Ford government's 1st budget to feature child-care rebate, sources say
During campaign, Ontario PCs promised partial subsidy of daycare costs, even for high-income families
Ontario Premier Doug Ford's government is poised to make a child-care rebate a central feature of its first budget, CBC News has learned.
Sources close to the government say the Progressive Conservatives intend to reveal the rebate on daycare costs when Finance Minister Vic Fedeli tables the budget on Thursday.
The PCs promised the rebate during last year's election campaign. It's one of the few Ford campaign promises that is laid out in fine detail, as it was adopted wholesale from former PC leader Patrick Brown's platform, dubbed the "People's Guarantee."
The sources could not say whether the daycare rebate to be presented in the budget will be exactly what the PCs previously promised.
Ford's spokesperson is neither confirming nor denying the plan.
"We can't confirm tax changes that may or may not be in the budget," Simon Jefferies, the premier's director of media relations, said in an email to CBC News.
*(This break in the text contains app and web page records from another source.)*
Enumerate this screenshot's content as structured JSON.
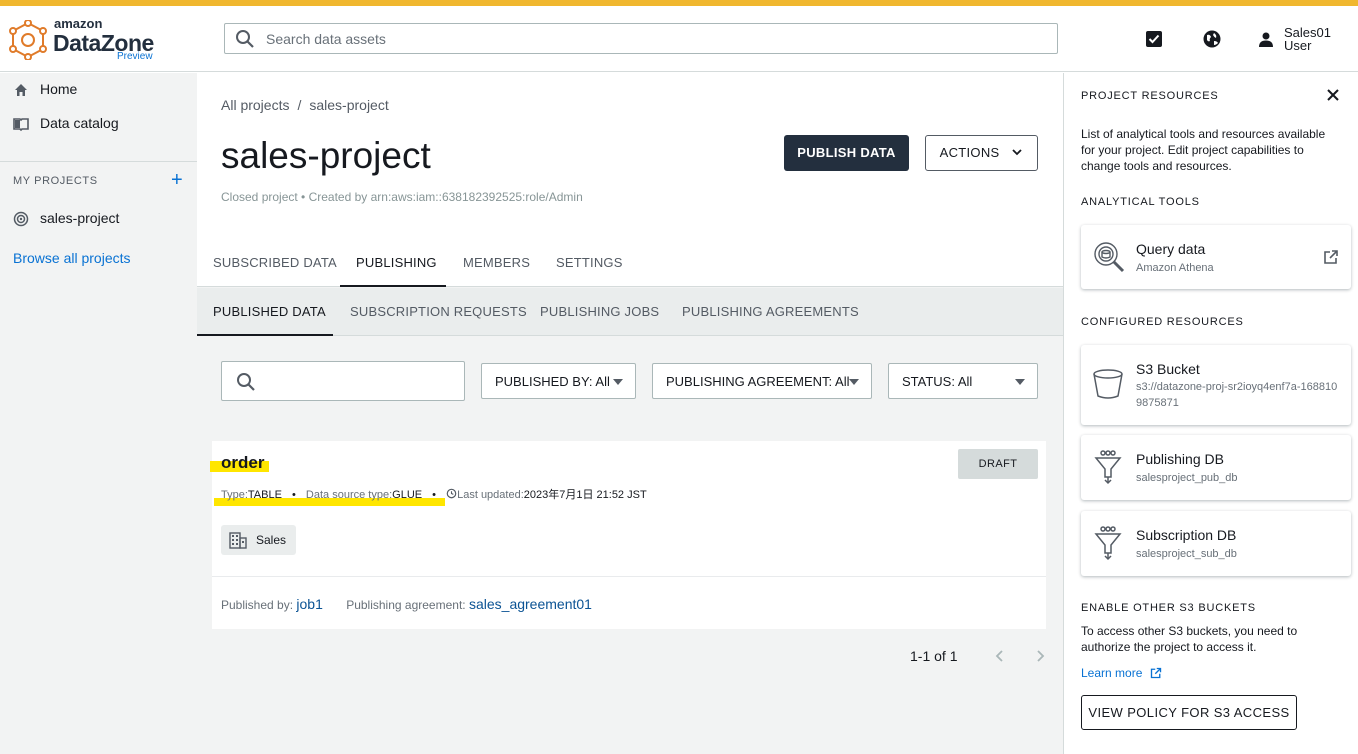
{
  "colors": {
    "accent_stripe": "#f0b72f",
    "link": "#0972d3",
    "highlight": "#ffe600",
    "primary_button": "#232f3e"
  },
  "header": {
    "logo": {
      "line1": "amazon",
      "line2": "DataZone",
      "tag": "Preview"
    },
    "search_placeholder": "Search data assets",
    "icons": [
      "tasks-checkbox-icon",
      "globe-icon",
      "user-icon"
    ],
    "user": {
      "name_line1": "Sales01",
      "name_line2": "User"
    }
  },
  "sidebar": {
    "items": [
      {
        "label": "Home",
        "icon": "home-icon"
      },
      {
        "label": "Data catalog",
        "icon": "book-icon"
      }
    ],
    "projects_heading": "MY PROJECTS",
    "projects": [
      {
        "label": "sales-project",
        "icon": "project-icon"
      }
    ],
    "browse_link": "Browse all projects"
  },
  "main": {
    "breadcrumb": {
      "root": "All projects",
      "separator": "/",
      "current": "sales-project"
    },
    "title": "sales-project",
    "subtitle": "Closed project • Created by arn:aws:iam::638182392525:role/Admin",
    "publish_button": "PUBLISH DATA",
    "actions_button": "ACTIONS",
    "tabs": [
      "SUBSCRIBED DATA",
      "PUBLISHING",
      "MEMBERS",
      "SETTINGS"
    ],
    "active_tab": "PUBLISHING",
    "subtabs": [
      "PUBLISHED DATA",
      "SUBSCRIPTION REQUESTS",
      "PUBLISHING JOBS",
      "PUBLISHING AGREEMENTS"
    ],
    "active_subtab": "PUBLISHED DATA",
    "filters": {
      "search_value": "",
      "published_by": "PUBLISHED BY: All",
      "agreement": "PUBLISHING AGREEMENT: All",
      "status": "STATUS: All"
    },
    "asset": {
      "name": "order",
      "type_label": "Type:",
      "type_value": "TABLE",
      "source_label": "Data source type:",
      "source_value": "GLUE",
      "updated_label": "Last updated:",
      "updated_value": "2023年7月1日 21:52 JST",
      "status": "DRAFT",
      "chip": "Sales",
      "published_by_label": "Published by:",
      "published_by_value": "job1",
      "agreement_label": "Publishing agreement:",
      "agreement_value": "sales_agreement01"
    },
    "pagination": "1-1 of 1"
  },
  "panel": {
    "heading": "PROJECT RESOURCES",
    "description": "List of analytical tools and resources available for your project. Edit project capabilities to change tools and resources.",
    "analytical_heading": "ANALYTICAL TOOLS",
    "tool": {
      "title": "Query data",
      "subtitle": "Amazon Athena"
    },
    "configured_heading": "CONFIGURED RESOURCES",
    "resources": [
      {
        "title": "S3 Bucket",
        "subtitle": "s3://datazone-proj-sr2ioyq4enf7a-1688109875871",
        "icon": "bucket-icon"
      },
      {
        "title": "Publishing DB",
        "subtitle": "salesproject_pub_db",
        "icon": "funnel-icon"
      },
      {
        "title": "Subscription DB",
        "subtitle": "salesproject_sub_db",
        "icon": "funnel-icon"
      }
    ],
    "enable_heading": "ENABLE OTHER S3 BUCKETS",
    "enable_desc": "To access other S3 buckets, you need to authorize the project to access it.",
    "learn_more": "Learn more",
    "policy_button": "VIEW POLICY FOR S3 ACCESS"
  }
}
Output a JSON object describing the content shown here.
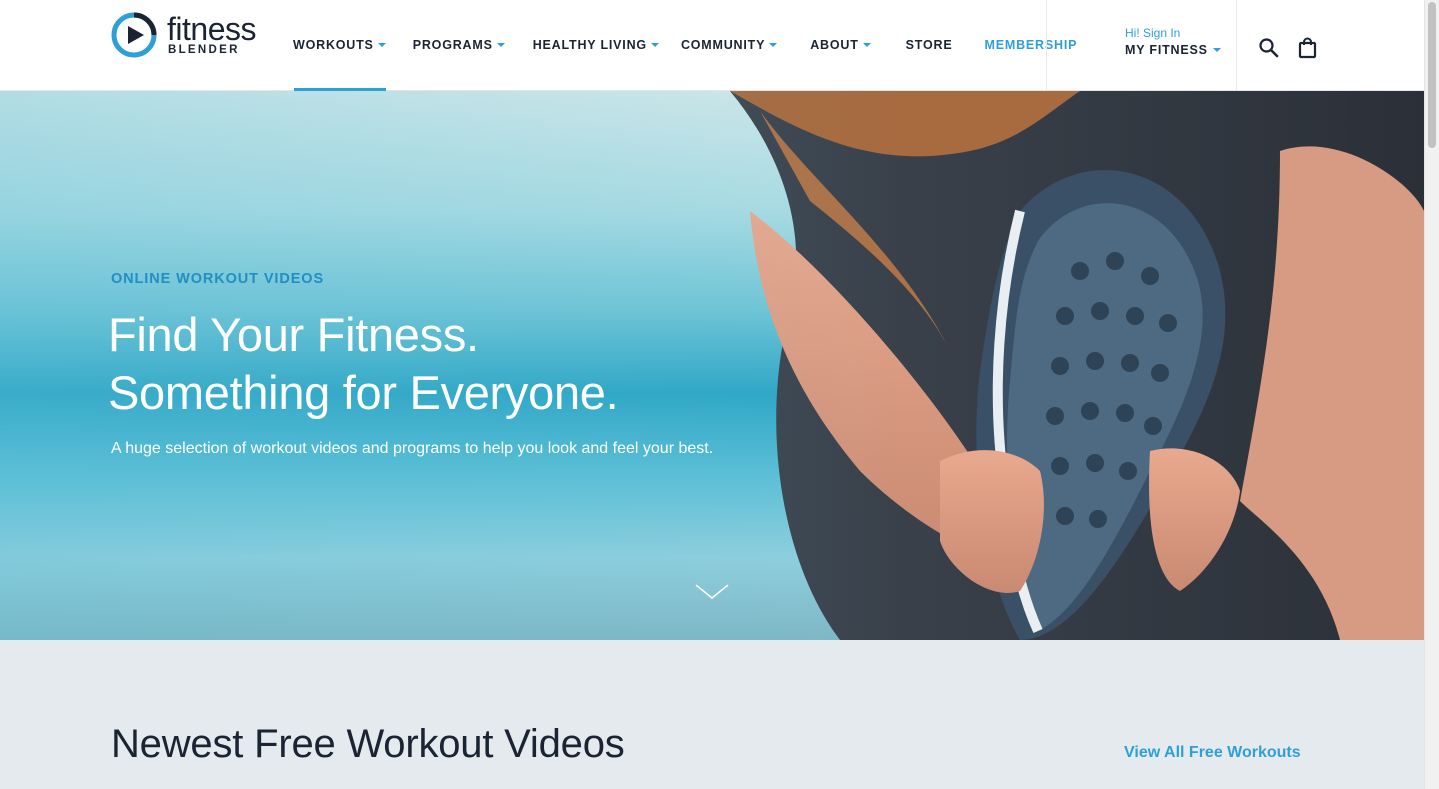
{
  "brand": {
    "name": "fitness",
    "sub": "BLENDER",
    "accent": "#2e9fd9",
    "dark": "#1b2433"
  },
  "nav": {
    "items": [
      {
        "label": "WORKOUTS",
        "dropdown": true
      },
      {
        "label": "PROGRAMS",
        "dropdown": true
      },
      {
        "label": "HEALTHY LIVING",
        "dropdown": true
      },
      {
        "label": "COMMUNITY",
        "dropdown": true
      },
      {
        "label": "ABOUT",
        "dropdown": true
      },
      {
        "label": "STORE",
        "dropdown": false
      },
      {
        "label": "MEMBERSHIP",
        "dropdown": false
      }
    ]
  },
  "account": {
    "greeting": "Hi! Sign In",
    "label": "MY FITNESS"
  },
  "icons": {
    "search": "search-icon",
    "cart": "shopping-bag-icon",
    "scroll": "chevron-down-icon"
  },
  "hero": {
    "eyebrow": "ONLINE WORKOUT VIDEOS",
    "line1": "Find Your Fitness.",
    "line2": "Something for Everyone.",
    "sub": "A huge selection of workout videos and programs to help you look and feel your best."
  },
  "section": {
    "title": "Newest Free Workout Videos",
    "link": "View All Free Workouts"
  }
}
He said Ford and the PCs "campaigned on making child care more affordable and accessible, while ensuring parents have the flexibility and choice to make the best decisions for their family."
Before winning last June's election, the PCs pledged:
The government would give the lowest-income households a rebate of up to 75 per cent of eligible child-care costs, deemed to be $9,000 a year for a child younger than six. For most families, the rebate would range from 57 to 60 per cent of their daycare fees.
- The maximum annual refunds would be:
- $6,750 per child under age six.
- $3,750 per child aged six to 15.
- $8,250 per child with a severe disability.
- The rebate would be provided as a refundable tax credit rather than a tax deduction, so even if a parent pays no income tax, they would still receive money from the government.
- The current income tax deduction for child-care expenses would be eliminated.
While the PCs indicated the rebate would be geared to income, critics have said the structure proposed would unfairly benefit upper-income households.
- Households whose annual income is less than $35,000 would get the maximum rebate of 75 per cent of their child-care costs.
- A family with annual household income of $52,850 would get a 60 per cent rebate.
- A family with household income of $136,925 would get a 57 per cent rebate.
- A family with household income of $200,000 would get a 28 per cent rebate
For a family that has one child under six, this means the maximum refunds would be:
- $5,400 if household income is $55,000.
- $5,400 if household income is $95,000.
- $5,130 if household income is $135,000.
- $2,520 if household income is $200,000.
There is significant doubt about how much the program would cost.
When Brown promised the rebate, PC officials pegged the cost at $389 million a year. Ford used that precise figure in his list of campaign promises.
However, a detailed analysis published in January by the non-partisan C.D. Howe Institute think-tank puts the initial cost at more than double that figure: $945 million a year.
The researchers say the net cost to the government will gradually shrink as the rebate encourages more parents to return to the workforce, resulting in more provincial income tax revenue. But even factoring that in, the study still pegs the net annual cost at $871 million in the short term, and $588 million 10 years from now.
Brown promised that the rebate would not go to anyone with a household income above $200,000. Ford's announcement did not include that caveat.
Ford also did not promise to follow through with Brown's pledge to create 100,000 new daycare spaces.
The PCs promised that all forms of child care — whether provided by licensed daycare facilities, in-home child-care providers, nannies or babysitters — would be eligible for the rebate.